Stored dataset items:
Content starts
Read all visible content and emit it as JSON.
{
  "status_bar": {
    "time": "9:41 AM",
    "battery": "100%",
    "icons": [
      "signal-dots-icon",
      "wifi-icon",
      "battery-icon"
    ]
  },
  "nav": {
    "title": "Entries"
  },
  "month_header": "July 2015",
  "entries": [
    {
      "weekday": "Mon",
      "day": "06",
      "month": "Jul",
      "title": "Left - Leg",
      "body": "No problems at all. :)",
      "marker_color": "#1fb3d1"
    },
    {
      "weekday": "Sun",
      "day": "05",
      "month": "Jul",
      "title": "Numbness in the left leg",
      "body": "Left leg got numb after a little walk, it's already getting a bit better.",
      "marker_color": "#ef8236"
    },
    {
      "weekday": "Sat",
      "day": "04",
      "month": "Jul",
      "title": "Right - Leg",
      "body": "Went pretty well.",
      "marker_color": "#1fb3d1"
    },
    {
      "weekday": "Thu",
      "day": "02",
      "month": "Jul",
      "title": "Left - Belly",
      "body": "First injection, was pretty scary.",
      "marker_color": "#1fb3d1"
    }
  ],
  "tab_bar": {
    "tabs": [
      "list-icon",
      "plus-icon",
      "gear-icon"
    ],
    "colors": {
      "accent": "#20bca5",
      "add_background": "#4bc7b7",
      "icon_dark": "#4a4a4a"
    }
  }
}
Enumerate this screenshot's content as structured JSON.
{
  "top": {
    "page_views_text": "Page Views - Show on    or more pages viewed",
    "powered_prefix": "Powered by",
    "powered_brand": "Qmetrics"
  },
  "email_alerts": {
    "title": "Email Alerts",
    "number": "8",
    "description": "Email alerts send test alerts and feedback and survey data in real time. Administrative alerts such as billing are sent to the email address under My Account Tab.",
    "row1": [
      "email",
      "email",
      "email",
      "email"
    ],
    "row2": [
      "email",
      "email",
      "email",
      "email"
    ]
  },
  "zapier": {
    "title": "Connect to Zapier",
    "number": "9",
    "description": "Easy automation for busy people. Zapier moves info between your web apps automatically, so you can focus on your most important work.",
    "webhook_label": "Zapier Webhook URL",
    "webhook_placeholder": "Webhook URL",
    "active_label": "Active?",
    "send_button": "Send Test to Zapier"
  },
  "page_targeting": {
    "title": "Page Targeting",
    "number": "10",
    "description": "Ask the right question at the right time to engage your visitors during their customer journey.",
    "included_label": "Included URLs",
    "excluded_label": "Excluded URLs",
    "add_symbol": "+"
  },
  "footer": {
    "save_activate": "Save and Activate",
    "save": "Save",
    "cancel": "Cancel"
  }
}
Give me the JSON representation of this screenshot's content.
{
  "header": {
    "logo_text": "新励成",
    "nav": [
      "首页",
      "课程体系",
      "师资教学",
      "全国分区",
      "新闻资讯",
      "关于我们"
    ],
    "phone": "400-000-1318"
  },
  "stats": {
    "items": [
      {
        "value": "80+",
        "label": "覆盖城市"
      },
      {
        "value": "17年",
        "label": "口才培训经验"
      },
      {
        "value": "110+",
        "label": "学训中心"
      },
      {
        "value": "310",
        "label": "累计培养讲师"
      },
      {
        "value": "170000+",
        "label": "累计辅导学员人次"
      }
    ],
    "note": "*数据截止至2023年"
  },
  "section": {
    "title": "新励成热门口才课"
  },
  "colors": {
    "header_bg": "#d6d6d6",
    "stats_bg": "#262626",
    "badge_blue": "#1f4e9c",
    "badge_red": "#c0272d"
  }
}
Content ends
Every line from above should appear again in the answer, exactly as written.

Answer box:
Read all visible content and emit it as JSON.
{
  "status_bar": {
    "time": "9:41 AM",
    "battery": "100%",
    "icons": [
      "signal-dots-icon",
      "wifi-icon",
      "battery-icon"
    ]
  },
  "nav": {
    "title": "Entries"
  },
  "month_header": "July 2015",
  "entries": [
    {
      "weekday": "Mon",
      "day": "06",
      "month": "Jul",
      "title": "Left - Leg",
      "body": "No problems at all. :)",
      "marker_color": "#1fb3d1"
    },
    {
      "weekday": "Sun",
      "day": "05",
      "month": "Jul",
      "title": "Numbness in the left leg",
      "body": "Left leg got numb after a little walk, it's already getting a bit better.",
      "marker_color": "#ef8236"
    },
    {
      "weekday": "Sat",
      "day": "04",
      "month": "Jul",
      "title": "Right - Leg",
      "body": "Went pretty well.",
      "marker_color": "#1fb3d1"
    },
    {
      "weekday": "Thu",
      "day": "02",
      "month": "Jul",
      "title": "Left - Belly",
      "body": "First injection, was pretty scary.",
      "marker_color": "#1fb3d1"
    }
  ],
  "tab_bar": {
    "tabs": [
      "list-icon",
      "plus-icon",
      "gear-icon"
    ],
    "colors": {
      "accent": "#20bca5",
      "add_background": "#4bc7b7",
      "icon_dark": "#4a4a4a"
    }
  }
}
Enumerate this screenshot's content as structured JSON.
{
  "top": {
    "page_views_text": "Page Views - Show on    or more pages viewed",
    "powered_prefix": "Powered by",
    "powered_brand": "Qmetrics"
  },
  "email_alerts": {
    "title": "Email Alerts",
    "number": "8",
    "description": "Email alerts send test alerts and feedback and survey data in real time. Administrative alerts such as billing are sent to the email address under My Account Tab.",
    "row1": [
      "email",
      "email",
      "email",
      "email"
    ],
    "row2": [
      "email",
      "email",
      "email",
      "email"
    ]
  },
  "zapier": {
    "title": "Connect to Zapier",
    "number": "9",
    "description": "Easy automation for busy people. Zapier moves info between your web apps automatically, so you can focus on your most important work.",
    "webhook_label": "Zapier Webhook URL",
    "webhook_placeholder": "Webhook URL",
    "active_label": "Active?",
    "send_button": "Send Test to Zapier"
  },
  "page_targeting": {
    "title": "Page Targeting",
    "number": "10",
    "description": "Ask the right question at the right time to engage your visitors during their customer journey.",
    "included_label": "Included URLs",
    "excluded_label": "Excluded URLs",
    "add_symbol": "+"
  },
  "footer": {
    "save_activate": "Save and Activate",
    "save": "Save",
    "cancel": "Cancel"
  }
}
Give me the JSON representation of this screenshot's content.
{
  "header": {
    "logo_text": "新励成",
    "nav": [
      "首页",
      "课程体系",
      "师资教学",
      "全国分区",
      "新闻资讯",
      "关于我们"
    ],
    "phone": "400-000-1318"
  },
  "stats": {
    "items": [
      {
        "value": "80+",
        "label": "覆盖城市"
      },
      {
        "value": "17年",
        "label": "口才培训经验"
      },
      {
        "value": "110+",
        "label": "学训中心"
      },
      {
        "value": "310",
        "label": "累计培养讲师"
      },
      {
        "value": "170000+",
        "label": "累计辅导学员人次"
      }
    ],
    "note": "*数据截止至2023年"
  },
  "section": {
    "title": "新励成热门口才课"
  },
  "colors": {
    "header_bg": "#d6d6d6",
    "stats_bg": "#262626",
    "badge_blue": "#1f4e9c",
    "badge_red": "#c0272d"
  }
}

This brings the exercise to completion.